■ Problem description: I need each line of the entries below that includes the string "offset".

═════ Material for this task ═════

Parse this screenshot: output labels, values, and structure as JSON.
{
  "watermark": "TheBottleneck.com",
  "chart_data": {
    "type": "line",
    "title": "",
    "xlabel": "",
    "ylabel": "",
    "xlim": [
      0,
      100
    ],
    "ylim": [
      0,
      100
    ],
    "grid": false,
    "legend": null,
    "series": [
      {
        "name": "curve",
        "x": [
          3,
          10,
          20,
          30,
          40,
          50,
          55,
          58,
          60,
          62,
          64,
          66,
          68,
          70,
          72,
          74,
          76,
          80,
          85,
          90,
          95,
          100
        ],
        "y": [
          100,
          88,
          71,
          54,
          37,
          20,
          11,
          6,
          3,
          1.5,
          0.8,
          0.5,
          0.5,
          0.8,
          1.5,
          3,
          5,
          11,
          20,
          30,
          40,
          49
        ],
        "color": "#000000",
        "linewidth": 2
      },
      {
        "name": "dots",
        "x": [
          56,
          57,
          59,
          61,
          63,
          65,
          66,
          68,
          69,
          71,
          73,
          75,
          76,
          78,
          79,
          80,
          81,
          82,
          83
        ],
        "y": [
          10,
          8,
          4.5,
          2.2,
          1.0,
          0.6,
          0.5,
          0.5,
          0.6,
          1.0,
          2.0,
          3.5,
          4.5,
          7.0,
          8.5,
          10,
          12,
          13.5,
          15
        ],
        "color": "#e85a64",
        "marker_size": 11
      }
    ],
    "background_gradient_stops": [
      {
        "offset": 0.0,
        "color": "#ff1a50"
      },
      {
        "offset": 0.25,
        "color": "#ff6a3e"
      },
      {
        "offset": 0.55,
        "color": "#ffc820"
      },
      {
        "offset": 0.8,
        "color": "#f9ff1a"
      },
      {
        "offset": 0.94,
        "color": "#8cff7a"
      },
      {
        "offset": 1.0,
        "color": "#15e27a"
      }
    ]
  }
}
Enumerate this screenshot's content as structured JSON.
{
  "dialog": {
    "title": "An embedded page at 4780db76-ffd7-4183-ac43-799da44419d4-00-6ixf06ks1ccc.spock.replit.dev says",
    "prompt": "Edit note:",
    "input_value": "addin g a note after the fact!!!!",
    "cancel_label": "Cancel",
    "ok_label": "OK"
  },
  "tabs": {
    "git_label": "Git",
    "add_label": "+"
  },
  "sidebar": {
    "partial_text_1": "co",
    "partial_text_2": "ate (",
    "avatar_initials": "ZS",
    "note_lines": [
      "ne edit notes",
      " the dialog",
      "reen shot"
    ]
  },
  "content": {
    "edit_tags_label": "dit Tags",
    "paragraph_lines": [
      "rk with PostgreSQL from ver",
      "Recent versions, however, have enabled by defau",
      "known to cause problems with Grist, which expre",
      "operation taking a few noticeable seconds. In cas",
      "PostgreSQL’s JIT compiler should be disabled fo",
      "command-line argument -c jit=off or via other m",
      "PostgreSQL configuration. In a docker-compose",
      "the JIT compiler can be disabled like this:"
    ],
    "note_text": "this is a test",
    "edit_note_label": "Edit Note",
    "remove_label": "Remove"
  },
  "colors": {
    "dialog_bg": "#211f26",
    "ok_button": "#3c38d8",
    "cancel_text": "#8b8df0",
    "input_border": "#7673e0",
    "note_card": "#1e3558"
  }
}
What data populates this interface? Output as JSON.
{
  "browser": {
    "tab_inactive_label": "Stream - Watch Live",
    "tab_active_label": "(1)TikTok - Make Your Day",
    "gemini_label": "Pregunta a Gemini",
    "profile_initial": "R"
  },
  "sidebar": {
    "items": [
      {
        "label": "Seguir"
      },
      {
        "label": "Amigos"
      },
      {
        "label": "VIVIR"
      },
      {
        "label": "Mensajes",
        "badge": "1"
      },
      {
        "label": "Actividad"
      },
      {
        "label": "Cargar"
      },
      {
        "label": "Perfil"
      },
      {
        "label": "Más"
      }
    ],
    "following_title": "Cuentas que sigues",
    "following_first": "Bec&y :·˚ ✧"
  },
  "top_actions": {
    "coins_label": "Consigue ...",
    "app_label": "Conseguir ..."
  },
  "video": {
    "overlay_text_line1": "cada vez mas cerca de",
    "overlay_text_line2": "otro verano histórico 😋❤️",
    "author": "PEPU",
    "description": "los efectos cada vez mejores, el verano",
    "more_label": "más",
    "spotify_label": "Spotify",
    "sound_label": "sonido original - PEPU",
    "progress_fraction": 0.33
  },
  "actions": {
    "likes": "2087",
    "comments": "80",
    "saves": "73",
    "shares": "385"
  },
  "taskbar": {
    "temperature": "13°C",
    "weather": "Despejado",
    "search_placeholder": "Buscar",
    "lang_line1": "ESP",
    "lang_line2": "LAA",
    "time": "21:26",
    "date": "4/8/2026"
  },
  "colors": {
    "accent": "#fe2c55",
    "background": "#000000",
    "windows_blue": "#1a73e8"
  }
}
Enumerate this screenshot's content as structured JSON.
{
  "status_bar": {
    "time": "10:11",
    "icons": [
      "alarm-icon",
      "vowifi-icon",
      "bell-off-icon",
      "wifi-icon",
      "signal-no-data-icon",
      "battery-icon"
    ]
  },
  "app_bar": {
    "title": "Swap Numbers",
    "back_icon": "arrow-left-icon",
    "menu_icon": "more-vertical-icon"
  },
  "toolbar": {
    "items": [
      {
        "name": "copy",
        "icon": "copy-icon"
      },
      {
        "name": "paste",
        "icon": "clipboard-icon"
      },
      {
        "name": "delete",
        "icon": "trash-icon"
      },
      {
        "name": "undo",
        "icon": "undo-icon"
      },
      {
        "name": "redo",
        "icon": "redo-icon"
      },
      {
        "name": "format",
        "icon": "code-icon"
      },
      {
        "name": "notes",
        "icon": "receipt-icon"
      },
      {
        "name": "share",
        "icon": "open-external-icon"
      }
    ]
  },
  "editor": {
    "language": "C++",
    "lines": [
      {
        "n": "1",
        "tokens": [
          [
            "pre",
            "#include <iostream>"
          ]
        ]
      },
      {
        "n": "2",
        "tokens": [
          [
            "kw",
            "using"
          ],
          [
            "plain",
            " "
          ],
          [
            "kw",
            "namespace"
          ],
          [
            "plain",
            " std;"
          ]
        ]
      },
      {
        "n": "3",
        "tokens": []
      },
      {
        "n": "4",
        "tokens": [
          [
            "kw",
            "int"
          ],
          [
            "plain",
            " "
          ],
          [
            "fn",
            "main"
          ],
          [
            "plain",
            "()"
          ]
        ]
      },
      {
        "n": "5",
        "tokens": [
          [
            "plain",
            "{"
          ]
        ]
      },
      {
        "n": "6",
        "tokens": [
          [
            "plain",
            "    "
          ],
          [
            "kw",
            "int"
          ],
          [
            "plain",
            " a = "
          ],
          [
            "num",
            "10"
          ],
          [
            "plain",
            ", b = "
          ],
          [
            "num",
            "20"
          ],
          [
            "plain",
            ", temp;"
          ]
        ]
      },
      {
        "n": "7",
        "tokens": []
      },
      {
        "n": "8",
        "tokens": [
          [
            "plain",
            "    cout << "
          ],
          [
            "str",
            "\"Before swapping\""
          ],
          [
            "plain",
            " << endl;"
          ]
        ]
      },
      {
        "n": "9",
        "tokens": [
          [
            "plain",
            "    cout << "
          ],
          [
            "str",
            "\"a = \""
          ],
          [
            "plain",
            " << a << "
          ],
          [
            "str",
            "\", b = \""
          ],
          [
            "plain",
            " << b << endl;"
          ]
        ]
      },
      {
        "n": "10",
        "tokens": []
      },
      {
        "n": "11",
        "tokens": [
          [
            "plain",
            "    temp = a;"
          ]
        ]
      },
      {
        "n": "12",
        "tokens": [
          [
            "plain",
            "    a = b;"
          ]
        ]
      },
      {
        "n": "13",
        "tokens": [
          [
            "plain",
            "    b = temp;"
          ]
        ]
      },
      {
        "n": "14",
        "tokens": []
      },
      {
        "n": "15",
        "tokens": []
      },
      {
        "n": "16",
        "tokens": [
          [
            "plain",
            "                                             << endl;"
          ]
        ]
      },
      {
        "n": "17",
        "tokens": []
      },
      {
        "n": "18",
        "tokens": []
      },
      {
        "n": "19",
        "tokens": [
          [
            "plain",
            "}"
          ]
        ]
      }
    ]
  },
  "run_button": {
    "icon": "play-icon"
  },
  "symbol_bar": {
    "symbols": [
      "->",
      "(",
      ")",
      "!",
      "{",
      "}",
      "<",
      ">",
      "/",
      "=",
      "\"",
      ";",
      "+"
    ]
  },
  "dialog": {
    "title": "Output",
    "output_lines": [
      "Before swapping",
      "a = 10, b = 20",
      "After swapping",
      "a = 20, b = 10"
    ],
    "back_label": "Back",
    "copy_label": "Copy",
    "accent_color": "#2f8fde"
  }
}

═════

■ Answer to this problem:
        "offset": 0.0,
        "offset": 0.25,
        "offset": 0.55,
        "offset": 0.8,
        "offset": 0.94,
        "offset": 1.0,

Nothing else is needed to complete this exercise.